YOUR OBJECTIVE ▸ Scan the data below and copy each line where "time" occurs.

Web page and app entries ▸
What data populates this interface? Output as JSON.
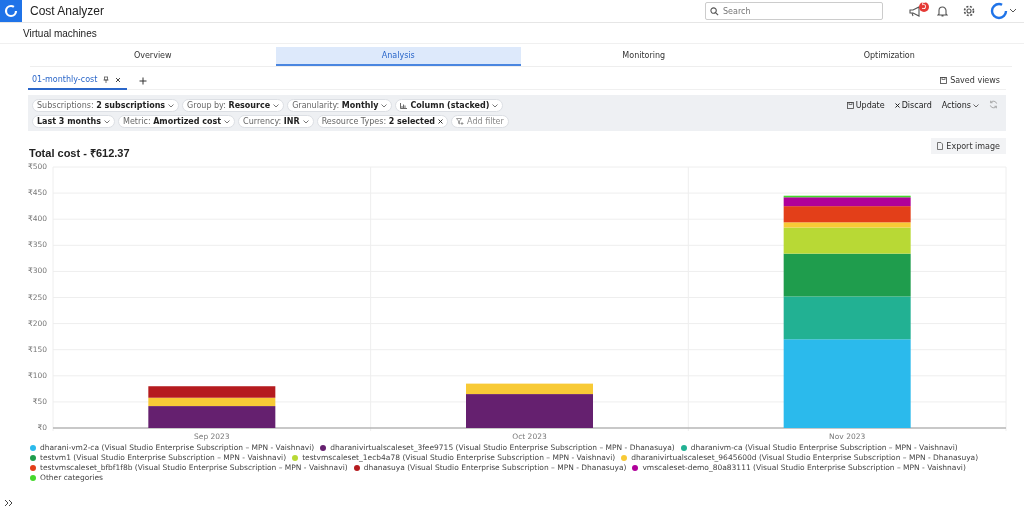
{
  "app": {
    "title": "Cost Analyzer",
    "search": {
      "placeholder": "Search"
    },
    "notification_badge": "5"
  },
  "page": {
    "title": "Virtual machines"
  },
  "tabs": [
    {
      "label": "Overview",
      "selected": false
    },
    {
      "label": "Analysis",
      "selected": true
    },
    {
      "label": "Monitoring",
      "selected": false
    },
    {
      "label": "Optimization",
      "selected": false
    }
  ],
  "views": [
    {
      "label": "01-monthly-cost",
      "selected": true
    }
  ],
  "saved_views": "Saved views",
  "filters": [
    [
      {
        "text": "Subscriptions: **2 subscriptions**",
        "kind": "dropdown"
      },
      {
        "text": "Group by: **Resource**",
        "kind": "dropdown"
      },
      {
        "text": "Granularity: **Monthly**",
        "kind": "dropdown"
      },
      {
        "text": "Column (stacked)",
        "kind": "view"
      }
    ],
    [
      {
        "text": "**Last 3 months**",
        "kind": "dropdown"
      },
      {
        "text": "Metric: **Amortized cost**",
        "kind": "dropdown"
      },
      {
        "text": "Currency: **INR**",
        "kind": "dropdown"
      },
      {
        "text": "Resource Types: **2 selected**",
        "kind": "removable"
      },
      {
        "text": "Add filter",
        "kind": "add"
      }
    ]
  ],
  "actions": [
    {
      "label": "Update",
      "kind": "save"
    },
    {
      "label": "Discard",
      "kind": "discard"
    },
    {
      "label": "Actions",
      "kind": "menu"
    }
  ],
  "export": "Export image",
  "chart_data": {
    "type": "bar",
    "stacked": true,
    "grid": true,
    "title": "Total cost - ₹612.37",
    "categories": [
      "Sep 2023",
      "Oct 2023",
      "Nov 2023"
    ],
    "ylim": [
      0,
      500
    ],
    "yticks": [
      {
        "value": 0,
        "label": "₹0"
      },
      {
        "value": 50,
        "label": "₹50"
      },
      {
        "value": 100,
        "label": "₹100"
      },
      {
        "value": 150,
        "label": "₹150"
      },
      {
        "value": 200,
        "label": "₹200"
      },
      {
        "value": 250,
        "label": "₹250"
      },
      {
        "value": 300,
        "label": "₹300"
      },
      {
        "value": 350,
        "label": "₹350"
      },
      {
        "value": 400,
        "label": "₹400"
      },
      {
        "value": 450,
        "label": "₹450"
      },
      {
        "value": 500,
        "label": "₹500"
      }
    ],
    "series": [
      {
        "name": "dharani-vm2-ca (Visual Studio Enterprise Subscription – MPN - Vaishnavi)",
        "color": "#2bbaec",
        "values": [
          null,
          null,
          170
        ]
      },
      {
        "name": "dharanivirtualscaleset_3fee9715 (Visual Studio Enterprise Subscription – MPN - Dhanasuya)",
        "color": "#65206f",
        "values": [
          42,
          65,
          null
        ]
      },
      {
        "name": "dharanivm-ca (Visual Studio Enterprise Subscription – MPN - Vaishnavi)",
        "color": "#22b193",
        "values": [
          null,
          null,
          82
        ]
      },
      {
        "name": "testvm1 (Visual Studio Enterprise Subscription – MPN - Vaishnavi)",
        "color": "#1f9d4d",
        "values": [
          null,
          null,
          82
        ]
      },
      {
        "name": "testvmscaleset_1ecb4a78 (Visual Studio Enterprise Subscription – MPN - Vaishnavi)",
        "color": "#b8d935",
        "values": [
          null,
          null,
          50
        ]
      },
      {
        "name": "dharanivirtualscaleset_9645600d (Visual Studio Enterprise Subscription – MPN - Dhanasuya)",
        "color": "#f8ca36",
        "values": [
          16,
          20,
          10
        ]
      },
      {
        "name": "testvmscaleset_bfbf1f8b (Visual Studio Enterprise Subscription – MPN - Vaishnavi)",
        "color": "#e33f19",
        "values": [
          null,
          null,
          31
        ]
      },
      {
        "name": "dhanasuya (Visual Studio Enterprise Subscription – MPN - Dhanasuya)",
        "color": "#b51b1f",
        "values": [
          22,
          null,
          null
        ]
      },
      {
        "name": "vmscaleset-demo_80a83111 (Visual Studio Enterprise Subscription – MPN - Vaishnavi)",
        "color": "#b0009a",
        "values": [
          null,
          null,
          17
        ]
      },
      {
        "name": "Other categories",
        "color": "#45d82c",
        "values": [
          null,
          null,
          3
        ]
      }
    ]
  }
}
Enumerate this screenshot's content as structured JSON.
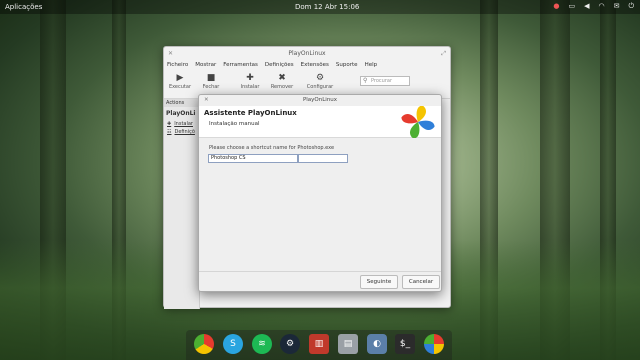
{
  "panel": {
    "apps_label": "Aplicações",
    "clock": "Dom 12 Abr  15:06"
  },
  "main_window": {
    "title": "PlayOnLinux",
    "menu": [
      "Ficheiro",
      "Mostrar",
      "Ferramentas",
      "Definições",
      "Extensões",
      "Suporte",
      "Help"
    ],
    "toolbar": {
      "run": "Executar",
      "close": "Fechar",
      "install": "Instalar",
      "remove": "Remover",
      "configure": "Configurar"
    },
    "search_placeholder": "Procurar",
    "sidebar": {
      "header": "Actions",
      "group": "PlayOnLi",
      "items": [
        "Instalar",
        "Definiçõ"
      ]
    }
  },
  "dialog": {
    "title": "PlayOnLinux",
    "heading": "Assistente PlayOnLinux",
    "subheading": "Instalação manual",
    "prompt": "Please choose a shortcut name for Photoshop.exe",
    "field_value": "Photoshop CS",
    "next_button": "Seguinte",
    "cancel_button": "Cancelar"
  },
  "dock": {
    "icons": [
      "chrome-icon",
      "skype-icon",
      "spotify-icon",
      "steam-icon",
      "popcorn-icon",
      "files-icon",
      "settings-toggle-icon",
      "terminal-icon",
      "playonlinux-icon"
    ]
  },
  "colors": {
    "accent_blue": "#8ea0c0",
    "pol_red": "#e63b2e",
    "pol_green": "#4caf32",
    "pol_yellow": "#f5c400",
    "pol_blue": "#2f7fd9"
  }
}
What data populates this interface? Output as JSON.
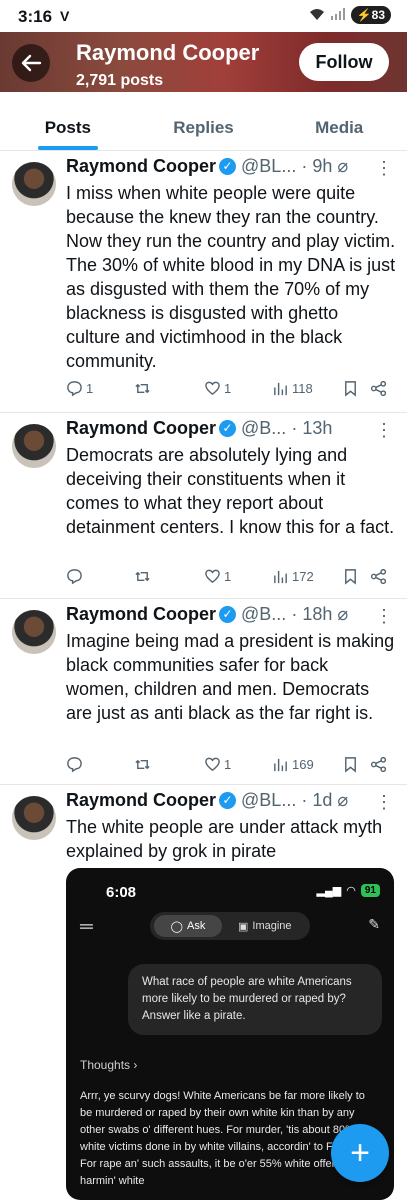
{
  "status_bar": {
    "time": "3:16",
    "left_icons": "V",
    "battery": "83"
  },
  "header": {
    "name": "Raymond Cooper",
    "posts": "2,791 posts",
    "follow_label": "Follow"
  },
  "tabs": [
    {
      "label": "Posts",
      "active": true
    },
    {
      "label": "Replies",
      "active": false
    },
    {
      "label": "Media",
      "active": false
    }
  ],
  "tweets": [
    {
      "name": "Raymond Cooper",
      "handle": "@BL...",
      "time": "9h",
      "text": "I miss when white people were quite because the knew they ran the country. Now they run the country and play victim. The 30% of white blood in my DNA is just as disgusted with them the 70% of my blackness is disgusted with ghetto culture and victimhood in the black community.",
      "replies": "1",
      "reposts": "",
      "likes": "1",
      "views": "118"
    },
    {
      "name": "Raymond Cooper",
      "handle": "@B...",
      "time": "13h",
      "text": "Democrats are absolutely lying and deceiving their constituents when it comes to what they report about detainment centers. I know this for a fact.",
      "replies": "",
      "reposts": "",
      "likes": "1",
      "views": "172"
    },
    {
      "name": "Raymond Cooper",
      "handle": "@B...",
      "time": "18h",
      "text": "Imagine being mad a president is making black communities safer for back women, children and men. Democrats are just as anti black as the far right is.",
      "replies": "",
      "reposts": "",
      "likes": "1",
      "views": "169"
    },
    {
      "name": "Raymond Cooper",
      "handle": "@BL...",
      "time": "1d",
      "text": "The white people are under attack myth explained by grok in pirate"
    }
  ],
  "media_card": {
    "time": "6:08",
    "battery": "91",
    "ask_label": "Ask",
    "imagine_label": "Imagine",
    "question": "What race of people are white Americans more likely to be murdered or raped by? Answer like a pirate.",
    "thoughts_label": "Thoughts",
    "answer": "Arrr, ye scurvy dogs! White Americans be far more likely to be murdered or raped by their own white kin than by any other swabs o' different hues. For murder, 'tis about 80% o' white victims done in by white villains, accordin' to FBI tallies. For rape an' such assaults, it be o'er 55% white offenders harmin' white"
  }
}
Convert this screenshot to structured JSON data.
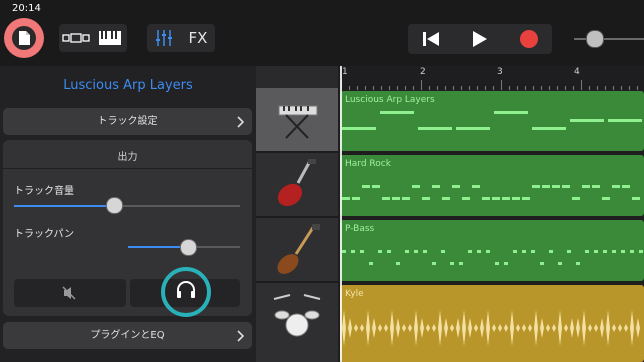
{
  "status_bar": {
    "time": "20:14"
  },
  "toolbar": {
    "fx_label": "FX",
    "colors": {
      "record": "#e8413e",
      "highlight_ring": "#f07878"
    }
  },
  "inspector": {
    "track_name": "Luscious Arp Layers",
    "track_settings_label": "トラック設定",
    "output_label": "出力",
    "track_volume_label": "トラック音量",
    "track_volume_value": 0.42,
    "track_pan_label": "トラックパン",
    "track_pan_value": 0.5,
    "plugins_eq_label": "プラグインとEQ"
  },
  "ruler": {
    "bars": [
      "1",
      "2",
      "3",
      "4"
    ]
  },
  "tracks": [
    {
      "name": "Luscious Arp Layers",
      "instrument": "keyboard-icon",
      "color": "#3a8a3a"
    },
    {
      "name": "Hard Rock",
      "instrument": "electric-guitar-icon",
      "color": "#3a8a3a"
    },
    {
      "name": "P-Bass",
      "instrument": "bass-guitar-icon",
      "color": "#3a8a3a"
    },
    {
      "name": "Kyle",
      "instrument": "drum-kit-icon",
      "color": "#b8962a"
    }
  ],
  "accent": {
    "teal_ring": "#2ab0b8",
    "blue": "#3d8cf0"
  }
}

ANSWER TO THE EXERCISE ▸
    "time": "3:16",
      "time": "9h",
      "time": "13h",
      "time": "18h",
      "time": "1d",
    "time": "6:08",
    "time": "20:14"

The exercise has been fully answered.